This week Rate the Dress is going from not-a-polonaise to actually-a-polonaise, with dresses separated in time by a century. Last week’s was exquisitely presented, this week’s choice less so – but hopefully you’ll find it no less worthy of comment.
Last week: a painted silk ca 1780s not-a-polonaise.
You thought this dress was practically perfect in every way: it even racked up a total of 360 points: a round of applause if I ever saw one! It lost a few points for the not-matched but not-not matched bodice, which I quite expected. But otherwise…pretty much fabulous.
The Total: 9.5/10
Since last week’s dress wasn’t an actual polonaise, I thought I’d pick a real one this week. Not a real 18th century polonaise dress, but one from another era that used the term.
1870s and 1880s ‘polonaise’ dresses were bustle dresses with the bodice and bustling overskirt cut in one, and the bustling overskirt opening over the (often contrasting) underskirt in a V, inspired by 18th century dresses which opened over petticoats. The overall aesthetic as well as the use of the term ‘polonaise’ was a deliberate nod to the 18th century.
Victorian polonaise gowns were just one part of the Georgian revivalism so fashionable in the second half of the 18th century (other examples I’ve covered are 1870s Louis heels, 1860s-80s Pompadour fabrics or Pompadour taffeta, and 1860s bergere , but they have contributed to the modern confusion around ‘robe a la polonaise’ dresses.
The front of this dress, with its open bodice front that evokes a stomacher, and open skirt, is classic Victorian polonaise. The back view is a little less straightforward: the butterfly bustle on this 1880s gown could just as easily be referencing 17th century mantua as late 18th century pick-ups.
This dress is an example I’d love to see given a full museum treatment and presentation. Auction houses are under significant time and financial constraints, so their mannequins and steaming are less than ideal, and it’s definitely not doing this dress any favours.
I know it’s not the ideal presentation, but let’s not hold that against the dress. What do you think of it?
Rate the Dress on a Scale of 1 to 10
A reminder about rating — feel free to be critical if you don’t like a thing, but make sure that your comments aren’t actually insulting to those who do like a garment. Our different tastes are what make Rate the Dress so interesting.
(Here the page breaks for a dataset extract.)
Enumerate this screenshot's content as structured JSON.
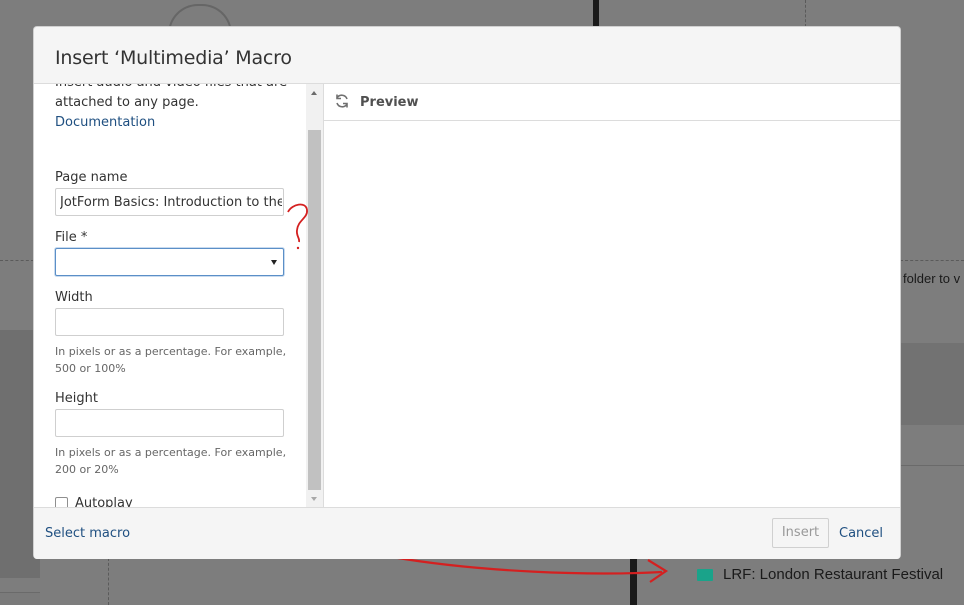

It’s no fun when a comment implies that anyone who doesn’t agree with it, or who would wear a garment, is totally lacking in taste.
(as usual, nothing more complicated than a .5. I also hugely appreciate it if you only do one rating, and set it on a line at the very end of your comment, so I can find it! Thanks in advance!)